Interior of the newly restored field barn with cattle bays
Bridge End Barn, Longsleddale, Lake District. Interior of the newly restored field barn with cattle bays © Historic England DP249727
Bridge End Barn, Longsleddale, Lake District. Interior of the newly restored field barn with cattle bays © Historic England DP249727

Pilot Scheme Success in Restoring Historic Barns

The deadline for final applications for a £8 million pilot project to restore historic agricultural buildings in National Parks is 30 March 2020.

The Historic Building Restoration Grant Pilot was launched on 29 March 2018 and is a collaborative project between Natural England, Historic England, the Rural Payments Agency and five National Parks (Dartmoor, Lake District, Northumberland, Peak District and Yorkshire Dales).

The aim of the pilot is to bring life back to traditional agricultural buildings within the participating National Park boundaries. Funding is available for restoring buildings for continued agricultural use, using traditional methods and materials, which will improve the distinctive character of the area.

As the scheme is a pilot, it is now closed to new applicants but existing applicants can submit restoration grant applications up until March 2020.

Once restored, these buildings are enhancing the historic landscape and public enjoyment of the National Parks, as well as providing welcome habitat for wildlife, such as bats and barn owls.

[Read: Historic Farm Buildings - One of Our Most Precious National Assets]

Early economic forecasting of the impact of the pilot grant scheme found that for every £1 of public money offered by the scheme in rural areas, the benefits to the local economy in terms of creating jobs and helping local businesses ranges between £1.65 - £2.50.

The analysis also indicated that the scheme creates around 15 full-time equivalent jobs in the local economy of each of the five National Parks; equating to at least 77 full-time equivalent jobs for an initial grant investment of just over £4 million.

Given that the pilot grant budget has been increased to £8 million, it is anticipated that the economic return will exceed early forecasts.

This pilot is a wonderful initiative to help bring historic buildings back to life for future generations.
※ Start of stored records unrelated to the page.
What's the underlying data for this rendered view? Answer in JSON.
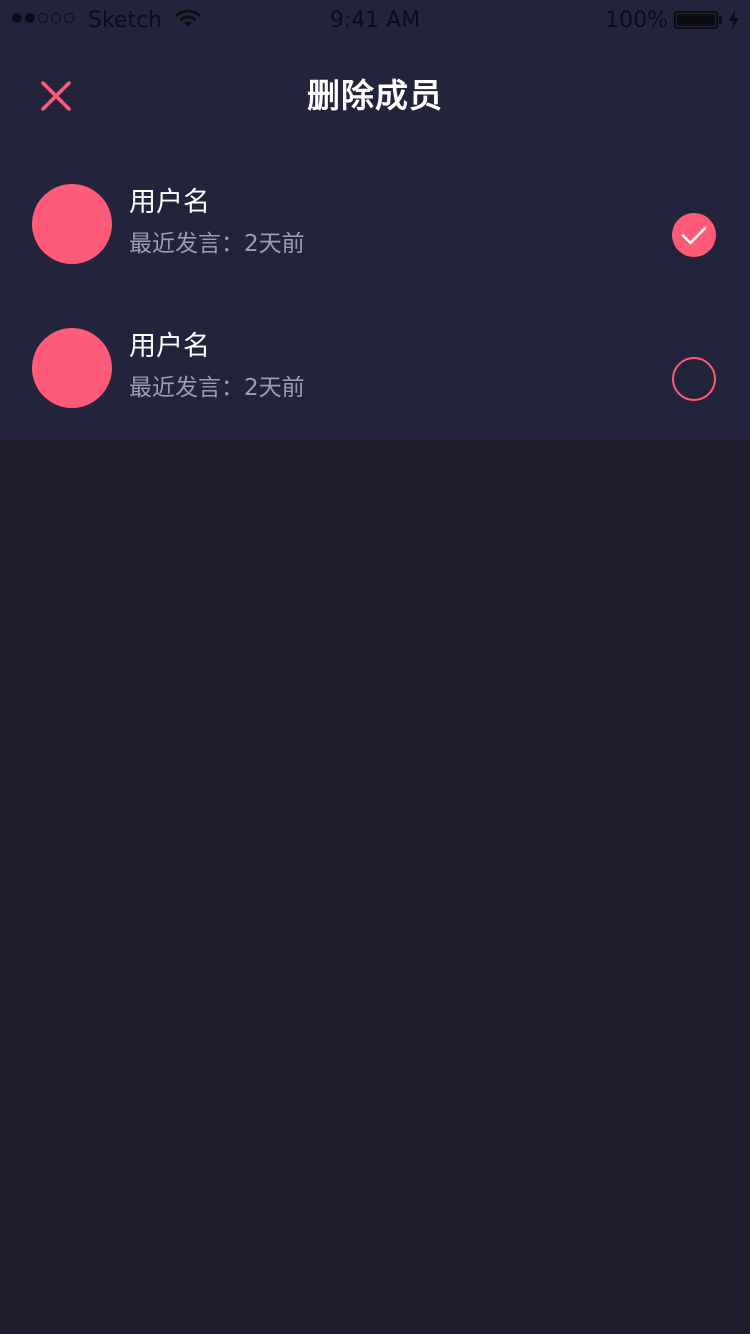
{
  "status_bar": {
    "carrier": "Sketch",
    "time": "9:41 AM",
    "battery": "100%"
  },
  "header": {
    "title": "删除成员"
  },
  "members": [
    {
      "name": "用户名",
      "meta": "最近发言：2天前",
      "selected": true
    },
    {
      "name": "用户名",
      "meta": "最近发言：2天前",
      "selected": false
    }
  ],
  "colors": {
    "accent": "#ff5a78",
    "panel": "#23233b",
    "background": "#1e1c2d"
  },
  "icons": {
    "close": "close-icon",
    "checked": "check-circle-icon",
    "unchecked": "empty-circle-icon"
  }
}
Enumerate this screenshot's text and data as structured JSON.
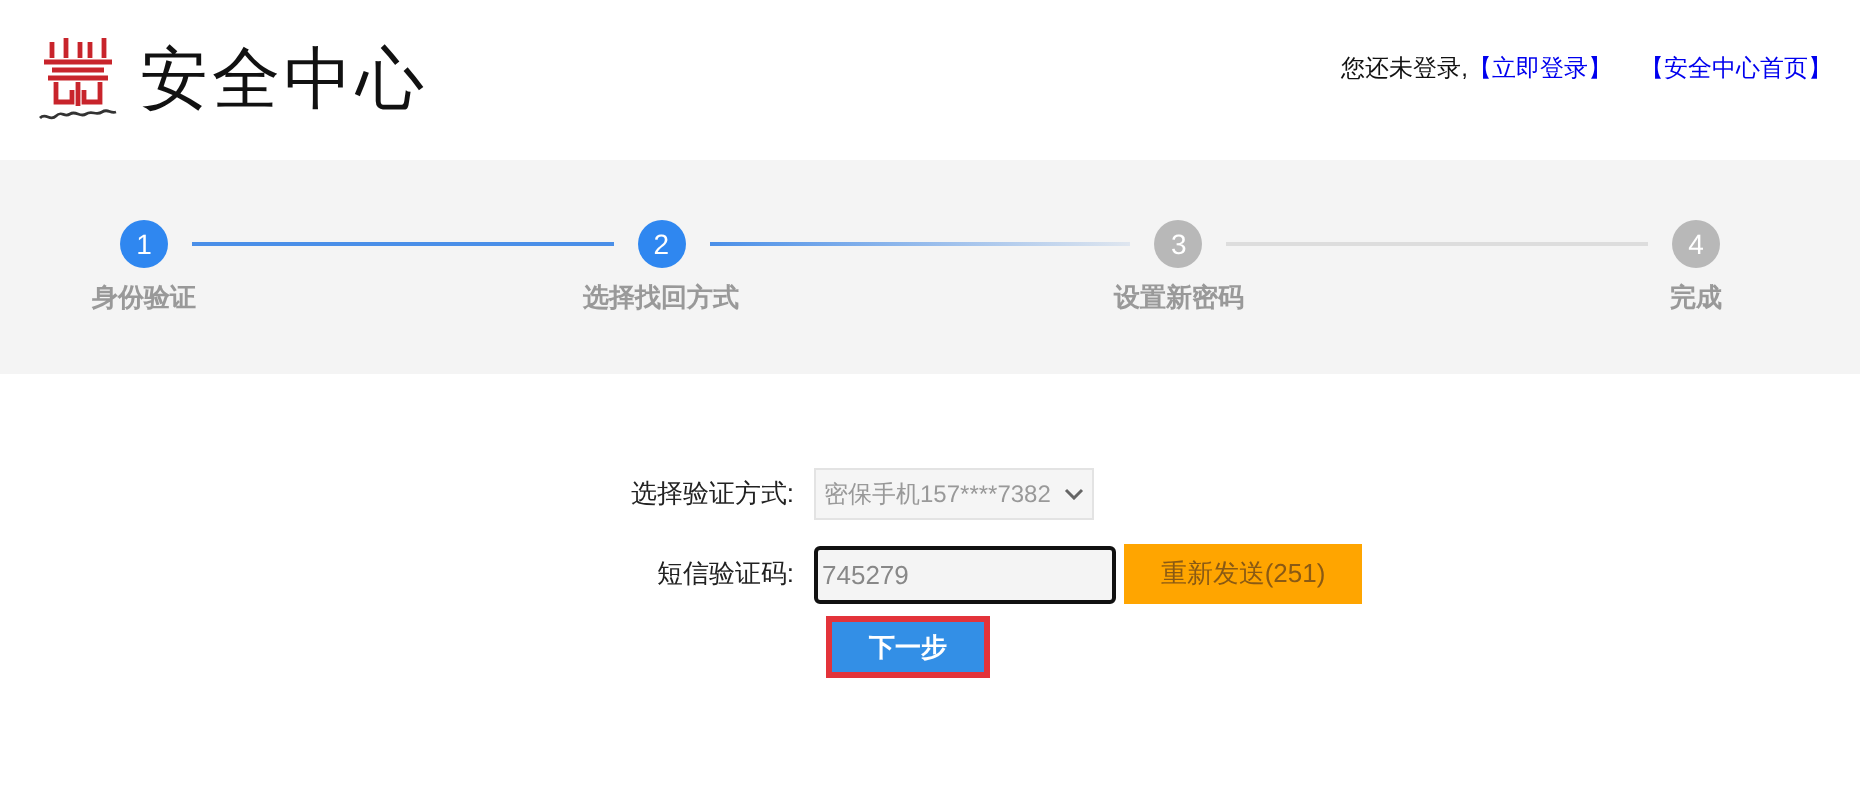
{
  "header": {
    "title": "安全中心",
    "status_text": "您还未登录,",
    "links": [
      "【立即登录】",
      "【安全中心首页】"
    ]
  },
  "steps": [
    {
      "number": "1",
      "label": "身份验证",
      "completed": true
    },
    {
      "number": "2",
      "label": "选择找回方式",
      "completed": true
    },
    {
      "number": "3",
      "label": "设置新密码",
      "completed": false
    },
    {
      "number": "4",
      "label": "完成",
      "completed": false
    }
  ],
  "form": {
    "method_label": "选择验证方式:",
    "method_value": "密保手机157****7382",
    "code_label": "短信验证码:",
    "code_value": "745279",
    "resend_button": {
      "label": "重新发送(251)",
      "disabled": true
    },
    "next_button": "下一步"
  }
}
Many of the historic stone barns scattered throughout our National Parks have fallen out of use, despite being perfectly situated to provide shelter for livestock or store feed. Natural England has played an important role in helping applicants with the application process, and I look forward to seeing how this funding will be spent to revitalise these buildings.
Lord Gardiner, Rural Affairs Minister
We are delighted at the results already being demonstrated by the historic farm building restoration grant pilot scheme. They show the widespread enthusiasm to repair these buildings which are such a distinctive part of their landscapes. Historic England will continue to work in partnership with the National Parks, landowners and tenants, Natural England and the Rural Payments Agency to ensure as many historic farm buildings as possible can be brought back into use.
Sir Laurie Magnus, Chairman of Historic England

Applications are rigorously assessed by a grants panel chaired by the Rural Payments Agency with representatives from Historic England, Natural England and the National Parks. The budget for the scheme is £8 million and to date £5.4 million has been awarded for capital works.